▶ **GOAL OF THE EXERCISE**
All lines in the data that hold the word "JSON" need copying.

·····

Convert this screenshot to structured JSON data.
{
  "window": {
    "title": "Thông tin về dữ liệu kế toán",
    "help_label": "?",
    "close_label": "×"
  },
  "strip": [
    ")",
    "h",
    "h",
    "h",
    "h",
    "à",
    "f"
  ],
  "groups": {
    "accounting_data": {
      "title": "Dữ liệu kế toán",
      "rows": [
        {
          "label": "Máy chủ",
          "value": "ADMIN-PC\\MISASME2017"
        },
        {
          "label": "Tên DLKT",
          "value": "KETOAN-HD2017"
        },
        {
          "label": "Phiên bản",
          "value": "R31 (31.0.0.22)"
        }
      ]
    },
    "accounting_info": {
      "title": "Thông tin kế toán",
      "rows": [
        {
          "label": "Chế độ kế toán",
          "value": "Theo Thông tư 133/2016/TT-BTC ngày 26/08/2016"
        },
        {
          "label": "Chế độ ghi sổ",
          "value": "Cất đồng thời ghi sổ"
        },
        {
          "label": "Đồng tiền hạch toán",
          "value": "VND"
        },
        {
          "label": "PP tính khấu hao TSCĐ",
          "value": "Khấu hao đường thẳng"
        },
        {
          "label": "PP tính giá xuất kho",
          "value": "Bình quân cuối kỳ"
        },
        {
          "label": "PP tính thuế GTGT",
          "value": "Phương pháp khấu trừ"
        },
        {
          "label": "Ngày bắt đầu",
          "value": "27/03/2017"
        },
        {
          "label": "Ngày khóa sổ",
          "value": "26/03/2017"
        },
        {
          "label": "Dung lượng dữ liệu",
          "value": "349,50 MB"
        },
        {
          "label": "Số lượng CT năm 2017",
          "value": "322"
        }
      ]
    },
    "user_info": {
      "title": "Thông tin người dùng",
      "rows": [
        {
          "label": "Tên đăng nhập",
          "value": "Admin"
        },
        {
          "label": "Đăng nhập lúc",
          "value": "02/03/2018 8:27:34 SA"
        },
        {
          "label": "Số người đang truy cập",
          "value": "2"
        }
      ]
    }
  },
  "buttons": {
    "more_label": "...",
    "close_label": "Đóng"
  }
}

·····

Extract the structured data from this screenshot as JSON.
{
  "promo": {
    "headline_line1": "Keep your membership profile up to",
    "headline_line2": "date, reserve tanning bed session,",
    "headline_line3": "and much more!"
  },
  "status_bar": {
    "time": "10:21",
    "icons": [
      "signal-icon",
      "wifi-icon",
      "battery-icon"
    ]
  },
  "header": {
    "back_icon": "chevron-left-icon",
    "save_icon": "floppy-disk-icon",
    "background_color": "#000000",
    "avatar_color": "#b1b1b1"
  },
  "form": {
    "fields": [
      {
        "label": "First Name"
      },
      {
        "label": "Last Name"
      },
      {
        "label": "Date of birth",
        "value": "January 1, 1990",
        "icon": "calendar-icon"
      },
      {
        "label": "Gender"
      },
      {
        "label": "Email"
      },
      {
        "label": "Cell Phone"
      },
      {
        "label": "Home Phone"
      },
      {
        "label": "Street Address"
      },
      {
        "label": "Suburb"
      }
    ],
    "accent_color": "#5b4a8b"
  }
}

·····

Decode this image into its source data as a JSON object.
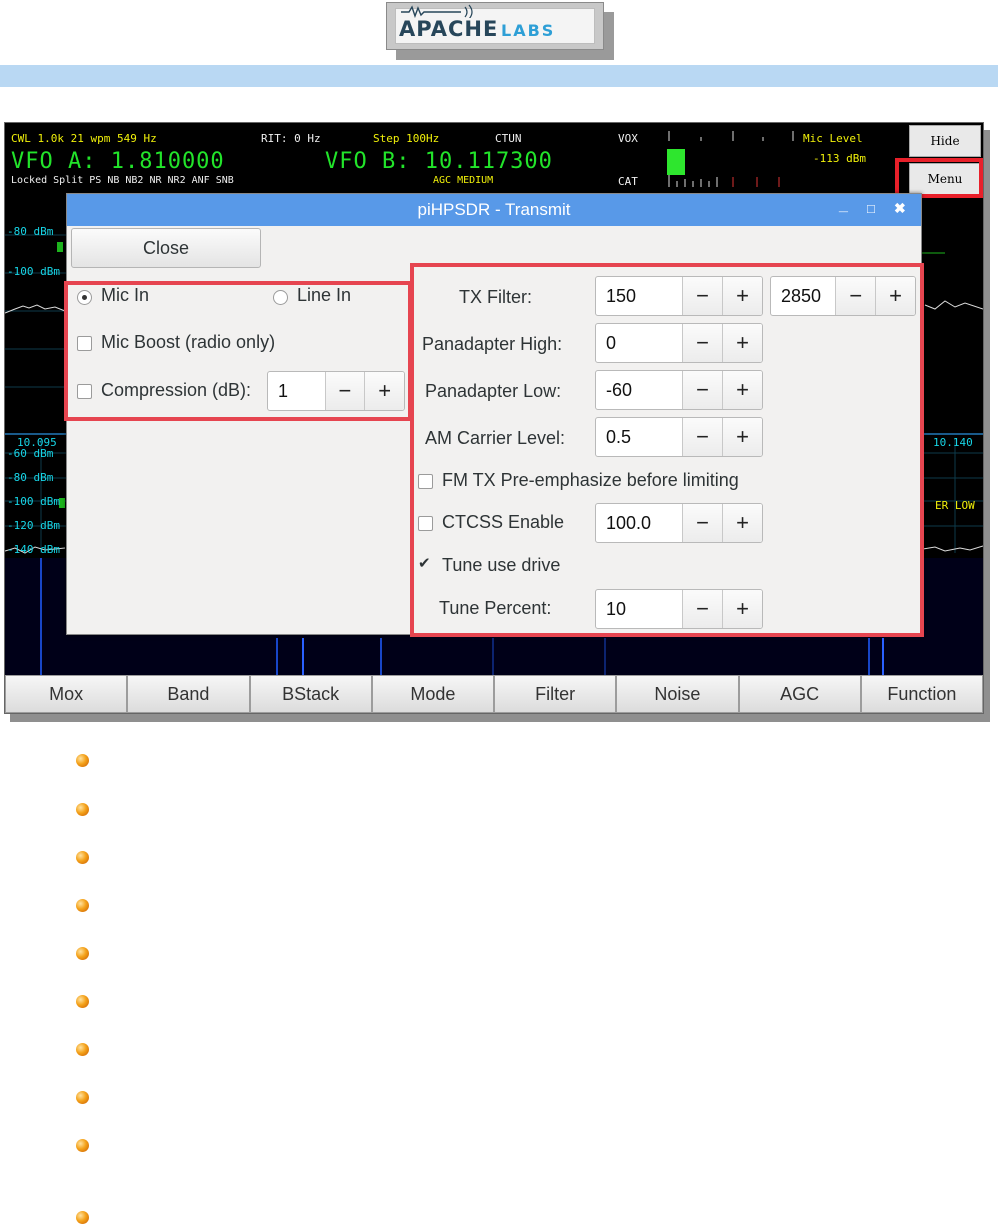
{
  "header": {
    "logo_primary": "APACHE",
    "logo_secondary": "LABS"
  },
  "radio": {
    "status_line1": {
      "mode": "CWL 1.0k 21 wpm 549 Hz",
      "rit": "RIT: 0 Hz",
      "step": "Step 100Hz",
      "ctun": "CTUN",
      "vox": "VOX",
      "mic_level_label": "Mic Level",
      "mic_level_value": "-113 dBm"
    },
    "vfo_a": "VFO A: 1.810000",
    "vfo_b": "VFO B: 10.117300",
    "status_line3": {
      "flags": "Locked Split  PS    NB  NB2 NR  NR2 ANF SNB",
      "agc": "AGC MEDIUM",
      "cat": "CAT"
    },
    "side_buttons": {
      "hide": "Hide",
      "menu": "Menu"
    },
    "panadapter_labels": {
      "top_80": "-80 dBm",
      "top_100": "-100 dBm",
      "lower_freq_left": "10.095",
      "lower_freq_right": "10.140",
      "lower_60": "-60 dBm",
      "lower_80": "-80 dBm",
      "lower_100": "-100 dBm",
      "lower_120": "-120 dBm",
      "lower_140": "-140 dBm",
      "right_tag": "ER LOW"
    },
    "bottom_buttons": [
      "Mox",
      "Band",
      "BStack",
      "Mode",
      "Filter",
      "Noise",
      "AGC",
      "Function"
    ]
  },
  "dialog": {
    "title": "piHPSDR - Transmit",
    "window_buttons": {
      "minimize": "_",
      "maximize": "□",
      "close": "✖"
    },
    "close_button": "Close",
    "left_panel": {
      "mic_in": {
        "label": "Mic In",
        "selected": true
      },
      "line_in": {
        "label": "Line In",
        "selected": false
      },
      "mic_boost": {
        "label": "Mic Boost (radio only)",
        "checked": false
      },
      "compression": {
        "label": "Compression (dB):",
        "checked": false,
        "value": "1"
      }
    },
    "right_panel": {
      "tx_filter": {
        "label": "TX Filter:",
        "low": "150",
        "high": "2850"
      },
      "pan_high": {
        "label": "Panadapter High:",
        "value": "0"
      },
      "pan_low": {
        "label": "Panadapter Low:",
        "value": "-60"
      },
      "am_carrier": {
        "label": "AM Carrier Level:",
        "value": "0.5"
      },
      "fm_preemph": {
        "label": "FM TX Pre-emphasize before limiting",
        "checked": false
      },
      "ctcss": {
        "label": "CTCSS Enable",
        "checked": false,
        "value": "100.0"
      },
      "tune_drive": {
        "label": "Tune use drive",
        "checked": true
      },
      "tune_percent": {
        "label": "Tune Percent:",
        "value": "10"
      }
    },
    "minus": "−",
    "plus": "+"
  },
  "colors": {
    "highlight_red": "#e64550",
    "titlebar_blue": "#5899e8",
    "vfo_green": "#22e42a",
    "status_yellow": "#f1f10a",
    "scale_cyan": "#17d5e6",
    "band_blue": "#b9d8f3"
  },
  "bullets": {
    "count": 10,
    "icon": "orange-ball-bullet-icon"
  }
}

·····

▶ **ANSWER TO THIS EXERCISE**
Convert this screenshot to structured JSON data.
Extract the structured data from this screenshot as JSON.
Decode this image into its source data as a JSON object.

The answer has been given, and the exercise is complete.